Matt Russell is Resilient Agriculture Coordinator at Drake University's Agricultural Law Center, as well as a farmer in Marion County. This commentary first appeared in The Conversation. -promoted by desmoinesdem
President Donald Trump’s decision to withdraw from the Paris Agreement fails farmers, one of the major constituencies that helped him win the White House. Arguably, U.S. farmers are the most capable of developing systems to both reduce and remove greenhouse gas emissions. But the Trump administration is ignoring our nation’s farmers as a strategic national asset in the global fight against climate change.
For nearly a century, U.S. agriculture has been the uncontested leader in agricultural innovation. Farmers have had three important sources of support that helped them create the green revolution, which allowed production to keep up with global population growth. These include public research and education from land grant universities; private industry; and public policy, especially the federal farm bill but also state-level policies.

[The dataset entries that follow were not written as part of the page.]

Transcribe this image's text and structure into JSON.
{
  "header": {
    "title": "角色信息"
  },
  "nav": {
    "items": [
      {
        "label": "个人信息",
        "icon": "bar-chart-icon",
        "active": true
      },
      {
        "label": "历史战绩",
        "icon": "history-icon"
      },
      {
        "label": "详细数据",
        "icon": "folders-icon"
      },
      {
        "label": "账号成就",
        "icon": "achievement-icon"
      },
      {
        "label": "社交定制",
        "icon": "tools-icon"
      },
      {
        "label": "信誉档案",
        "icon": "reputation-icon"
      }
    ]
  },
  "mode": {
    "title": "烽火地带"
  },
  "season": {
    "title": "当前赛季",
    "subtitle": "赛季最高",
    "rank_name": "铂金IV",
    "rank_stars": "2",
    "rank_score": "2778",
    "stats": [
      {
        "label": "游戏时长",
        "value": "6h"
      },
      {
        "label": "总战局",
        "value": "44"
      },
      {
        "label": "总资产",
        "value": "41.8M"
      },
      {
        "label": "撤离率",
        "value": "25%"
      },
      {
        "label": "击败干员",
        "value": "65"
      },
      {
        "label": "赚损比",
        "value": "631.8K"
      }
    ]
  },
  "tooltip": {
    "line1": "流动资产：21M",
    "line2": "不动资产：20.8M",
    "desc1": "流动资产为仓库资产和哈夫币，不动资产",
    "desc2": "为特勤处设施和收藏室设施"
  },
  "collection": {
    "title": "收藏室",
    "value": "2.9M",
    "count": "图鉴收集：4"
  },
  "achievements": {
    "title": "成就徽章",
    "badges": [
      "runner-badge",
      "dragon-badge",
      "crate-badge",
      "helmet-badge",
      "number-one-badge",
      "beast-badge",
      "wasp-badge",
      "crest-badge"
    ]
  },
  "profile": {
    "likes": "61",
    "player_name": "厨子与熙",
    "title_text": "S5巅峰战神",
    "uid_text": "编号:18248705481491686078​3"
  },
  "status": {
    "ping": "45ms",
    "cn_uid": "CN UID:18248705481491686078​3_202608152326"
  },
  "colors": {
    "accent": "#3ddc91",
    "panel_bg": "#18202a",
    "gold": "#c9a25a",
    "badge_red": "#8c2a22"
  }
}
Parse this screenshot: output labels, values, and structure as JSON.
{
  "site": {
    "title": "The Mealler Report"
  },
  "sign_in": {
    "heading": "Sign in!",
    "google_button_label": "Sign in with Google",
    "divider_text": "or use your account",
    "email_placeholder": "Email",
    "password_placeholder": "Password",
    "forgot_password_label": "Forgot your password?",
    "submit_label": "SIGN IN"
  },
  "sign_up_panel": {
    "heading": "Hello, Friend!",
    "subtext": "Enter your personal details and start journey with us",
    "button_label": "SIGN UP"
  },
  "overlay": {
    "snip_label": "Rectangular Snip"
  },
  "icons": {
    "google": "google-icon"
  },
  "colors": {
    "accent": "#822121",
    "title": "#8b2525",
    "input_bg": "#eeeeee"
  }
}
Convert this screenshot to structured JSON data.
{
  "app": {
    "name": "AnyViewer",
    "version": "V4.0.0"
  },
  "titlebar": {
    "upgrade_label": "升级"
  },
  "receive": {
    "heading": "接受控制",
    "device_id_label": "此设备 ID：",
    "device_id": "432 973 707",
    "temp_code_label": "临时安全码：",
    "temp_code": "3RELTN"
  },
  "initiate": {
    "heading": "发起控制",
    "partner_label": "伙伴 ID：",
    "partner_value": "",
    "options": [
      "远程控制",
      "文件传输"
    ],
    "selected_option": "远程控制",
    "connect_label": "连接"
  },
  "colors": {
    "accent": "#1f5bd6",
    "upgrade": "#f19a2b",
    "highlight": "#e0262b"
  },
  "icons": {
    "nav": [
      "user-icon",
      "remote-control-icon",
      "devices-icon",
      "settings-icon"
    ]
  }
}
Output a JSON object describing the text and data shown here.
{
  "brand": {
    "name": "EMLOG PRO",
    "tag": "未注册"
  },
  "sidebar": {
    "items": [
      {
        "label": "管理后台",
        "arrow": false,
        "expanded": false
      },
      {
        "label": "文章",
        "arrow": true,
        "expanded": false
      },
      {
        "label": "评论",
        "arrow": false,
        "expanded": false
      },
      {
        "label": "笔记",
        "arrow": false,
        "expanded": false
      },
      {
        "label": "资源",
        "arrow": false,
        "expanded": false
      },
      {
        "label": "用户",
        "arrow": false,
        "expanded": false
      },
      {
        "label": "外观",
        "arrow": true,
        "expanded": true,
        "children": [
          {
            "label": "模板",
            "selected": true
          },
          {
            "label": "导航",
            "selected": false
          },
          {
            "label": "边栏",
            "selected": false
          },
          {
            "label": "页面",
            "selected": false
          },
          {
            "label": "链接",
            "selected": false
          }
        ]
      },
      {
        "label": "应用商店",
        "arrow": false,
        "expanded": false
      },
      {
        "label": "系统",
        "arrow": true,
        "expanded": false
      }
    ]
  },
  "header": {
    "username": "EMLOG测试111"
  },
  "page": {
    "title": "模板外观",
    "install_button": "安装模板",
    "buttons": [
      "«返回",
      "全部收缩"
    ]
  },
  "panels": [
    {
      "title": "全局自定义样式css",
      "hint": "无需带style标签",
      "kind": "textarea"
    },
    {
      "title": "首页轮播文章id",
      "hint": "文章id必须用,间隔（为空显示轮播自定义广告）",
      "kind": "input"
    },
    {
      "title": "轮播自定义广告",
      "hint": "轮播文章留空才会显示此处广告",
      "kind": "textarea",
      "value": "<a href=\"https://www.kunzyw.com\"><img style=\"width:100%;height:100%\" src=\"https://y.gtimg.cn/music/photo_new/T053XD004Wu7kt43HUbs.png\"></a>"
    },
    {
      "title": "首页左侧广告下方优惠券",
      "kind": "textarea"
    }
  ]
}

While there are still production challenges, the bigger challenges facing humanity are not increasing yields but maintaining productivity in the face of an increasingly hostile climate and a need to stabilize the climate before it deteriorates further.
Farmers all over the world must innovate to develop environmental services focused on greenhouse gas emissions and sinks. Unfortunately, the general attitude of U.S. farmers prevents them from embracing this new and emerging challenge. Many of them share President Trump’s skepticism about climate change.
Trump’s decision to leave the Paris Agreement is focused on energy policy and doesn’t consider American farmers. Yet agriculture is emerging as one of the most promising players in addressing climate change by sequestering carbon from the atmosphere in the soil. One can argue China, Europe, Australia and possibly even Brazil will start investing in agricultural innovation similar to the way China and Europe are investing in renewable energy.
For the last 100 years, American farmers, their elected officials, industries that serve them and great innovators like George Washington Carver, Henry Wallace and Norman Borlaug have led the world in developing agricultural solutions to big problems. The next big problem is climate change.
American farmers can be at the vanguard of finding agricultural solutions to sequestering carbon. But by abandoning the Paris Agreement, President Trump has shown that he is not going to help American farmers work on these solutions and, thus, reap the benefits. American farmers could still do it, but the president made it much more difficult for them to do so and much more likely that farmers in another part of the world will lead the next agricultural revolution.